Task instructions: Go through the entries below and pick out every line with "Services".

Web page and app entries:
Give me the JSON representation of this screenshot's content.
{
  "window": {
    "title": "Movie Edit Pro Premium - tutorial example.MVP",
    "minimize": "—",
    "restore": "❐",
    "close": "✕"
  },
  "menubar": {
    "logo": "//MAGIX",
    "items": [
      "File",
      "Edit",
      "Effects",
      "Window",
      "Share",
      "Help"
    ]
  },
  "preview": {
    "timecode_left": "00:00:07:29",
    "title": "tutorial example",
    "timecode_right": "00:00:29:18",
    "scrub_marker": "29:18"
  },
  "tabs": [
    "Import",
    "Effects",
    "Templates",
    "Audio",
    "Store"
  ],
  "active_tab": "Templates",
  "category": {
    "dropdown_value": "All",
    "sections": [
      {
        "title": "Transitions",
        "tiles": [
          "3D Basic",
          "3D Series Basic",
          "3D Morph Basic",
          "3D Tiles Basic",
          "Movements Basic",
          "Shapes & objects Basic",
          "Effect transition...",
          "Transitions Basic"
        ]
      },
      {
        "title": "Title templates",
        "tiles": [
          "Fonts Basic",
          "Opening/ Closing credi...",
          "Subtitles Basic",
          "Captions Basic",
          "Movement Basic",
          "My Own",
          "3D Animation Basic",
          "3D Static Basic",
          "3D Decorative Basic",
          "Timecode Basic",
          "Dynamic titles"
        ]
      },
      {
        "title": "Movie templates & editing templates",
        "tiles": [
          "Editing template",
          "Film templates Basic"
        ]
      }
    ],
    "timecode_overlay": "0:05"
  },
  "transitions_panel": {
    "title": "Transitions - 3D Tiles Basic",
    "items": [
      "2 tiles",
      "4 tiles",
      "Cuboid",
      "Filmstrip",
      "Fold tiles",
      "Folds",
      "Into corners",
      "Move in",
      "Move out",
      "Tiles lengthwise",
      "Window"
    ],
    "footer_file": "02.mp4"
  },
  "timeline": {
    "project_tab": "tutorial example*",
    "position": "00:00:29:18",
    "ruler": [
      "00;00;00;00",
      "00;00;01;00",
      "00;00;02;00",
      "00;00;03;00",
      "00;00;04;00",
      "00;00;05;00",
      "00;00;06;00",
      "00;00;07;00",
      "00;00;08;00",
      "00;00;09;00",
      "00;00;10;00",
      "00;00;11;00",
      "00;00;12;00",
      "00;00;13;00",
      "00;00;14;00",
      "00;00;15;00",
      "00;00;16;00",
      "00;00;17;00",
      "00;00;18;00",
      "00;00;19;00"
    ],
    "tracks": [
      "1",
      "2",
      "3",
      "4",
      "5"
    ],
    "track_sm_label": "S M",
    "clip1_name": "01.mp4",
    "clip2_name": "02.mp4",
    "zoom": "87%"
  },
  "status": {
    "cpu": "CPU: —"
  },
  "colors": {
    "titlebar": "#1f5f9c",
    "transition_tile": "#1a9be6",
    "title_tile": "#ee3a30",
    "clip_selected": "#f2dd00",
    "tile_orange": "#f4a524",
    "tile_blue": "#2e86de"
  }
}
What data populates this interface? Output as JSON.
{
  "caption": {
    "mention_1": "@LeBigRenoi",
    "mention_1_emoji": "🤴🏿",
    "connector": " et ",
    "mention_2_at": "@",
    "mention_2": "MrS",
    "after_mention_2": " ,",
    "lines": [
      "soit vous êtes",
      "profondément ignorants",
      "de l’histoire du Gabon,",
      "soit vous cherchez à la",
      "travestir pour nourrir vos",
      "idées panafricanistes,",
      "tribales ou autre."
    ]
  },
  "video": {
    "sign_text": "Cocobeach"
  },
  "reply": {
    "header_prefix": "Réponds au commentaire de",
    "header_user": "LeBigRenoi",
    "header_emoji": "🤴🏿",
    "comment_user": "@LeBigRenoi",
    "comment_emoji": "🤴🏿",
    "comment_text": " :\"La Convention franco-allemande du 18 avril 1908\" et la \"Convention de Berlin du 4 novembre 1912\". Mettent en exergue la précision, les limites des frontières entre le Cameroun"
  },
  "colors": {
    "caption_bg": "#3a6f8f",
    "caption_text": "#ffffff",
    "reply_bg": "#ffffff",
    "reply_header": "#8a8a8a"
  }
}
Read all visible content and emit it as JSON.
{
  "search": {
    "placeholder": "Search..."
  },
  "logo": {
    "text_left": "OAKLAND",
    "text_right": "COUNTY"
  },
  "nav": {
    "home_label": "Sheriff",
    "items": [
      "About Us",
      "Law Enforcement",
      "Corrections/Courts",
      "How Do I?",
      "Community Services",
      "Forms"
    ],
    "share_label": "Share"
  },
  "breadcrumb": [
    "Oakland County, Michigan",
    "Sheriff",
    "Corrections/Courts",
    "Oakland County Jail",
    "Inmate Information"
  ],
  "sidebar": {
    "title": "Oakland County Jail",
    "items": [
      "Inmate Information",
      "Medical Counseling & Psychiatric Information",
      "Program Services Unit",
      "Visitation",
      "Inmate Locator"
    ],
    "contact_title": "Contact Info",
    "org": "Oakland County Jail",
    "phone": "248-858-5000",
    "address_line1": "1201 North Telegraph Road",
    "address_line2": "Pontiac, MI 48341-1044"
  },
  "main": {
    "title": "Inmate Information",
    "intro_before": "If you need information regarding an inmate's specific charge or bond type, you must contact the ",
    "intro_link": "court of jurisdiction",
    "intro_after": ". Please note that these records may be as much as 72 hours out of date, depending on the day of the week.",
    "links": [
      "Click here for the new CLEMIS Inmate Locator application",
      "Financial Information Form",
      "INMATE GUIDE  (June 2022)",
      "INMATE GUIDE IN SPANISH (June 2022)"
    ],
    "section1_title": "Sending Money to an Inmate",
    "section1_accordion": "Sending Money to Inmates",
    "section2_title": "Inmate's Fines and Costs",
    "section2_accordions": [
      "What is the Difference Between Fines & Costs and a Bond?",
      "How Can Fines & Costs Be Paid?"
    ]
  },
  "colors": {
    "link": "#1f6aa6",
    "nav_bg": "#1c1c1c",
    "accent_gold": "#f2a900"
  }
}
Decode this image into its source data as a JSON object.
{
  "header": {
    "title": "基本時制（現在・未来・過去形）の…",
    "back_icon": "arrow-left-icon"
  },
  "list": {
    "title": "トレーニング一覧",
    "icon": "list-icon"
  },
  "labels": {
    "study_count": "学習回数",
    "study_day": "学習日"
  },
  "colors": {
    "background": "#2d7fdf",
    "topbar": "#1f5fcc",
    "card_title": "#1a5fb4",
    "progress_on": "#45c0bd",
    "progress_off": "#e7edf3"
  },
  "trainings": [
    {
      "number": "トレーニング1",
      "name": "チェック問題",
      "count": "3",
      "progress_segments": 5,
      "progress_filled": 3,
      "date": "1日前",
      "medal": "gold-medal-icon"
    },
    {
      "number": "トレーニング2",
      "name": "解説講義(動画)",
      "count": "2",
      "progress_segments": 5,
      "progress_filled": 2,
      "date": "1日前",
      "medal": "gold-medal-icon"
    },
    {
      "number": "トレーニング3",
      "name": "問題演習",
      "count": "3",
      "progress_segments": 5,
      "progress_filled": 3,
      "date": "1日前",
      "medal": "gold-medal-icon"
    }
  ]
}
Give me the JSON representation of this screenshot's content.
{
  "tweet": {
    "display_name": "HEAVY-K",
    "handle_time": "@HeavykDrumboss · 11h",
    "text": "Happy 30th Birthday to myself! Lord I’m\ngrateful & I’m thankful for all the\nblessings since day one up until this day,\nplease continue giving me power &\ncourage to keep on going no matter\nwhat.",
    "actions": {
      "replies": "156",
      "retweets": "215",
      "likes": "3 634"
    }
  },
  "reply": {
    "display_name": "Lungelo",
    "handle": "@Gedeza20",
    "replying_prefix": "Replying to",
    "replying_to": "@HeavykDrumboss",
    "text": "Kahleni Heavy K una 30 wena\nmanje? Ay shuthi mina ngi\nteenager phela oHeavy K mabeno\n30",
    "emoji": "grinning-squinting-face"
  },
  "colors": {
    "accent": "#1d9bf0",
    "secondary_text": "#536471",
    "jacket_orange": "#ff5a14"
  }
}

Response box:
      "Community Services",
      "Program Services Unit",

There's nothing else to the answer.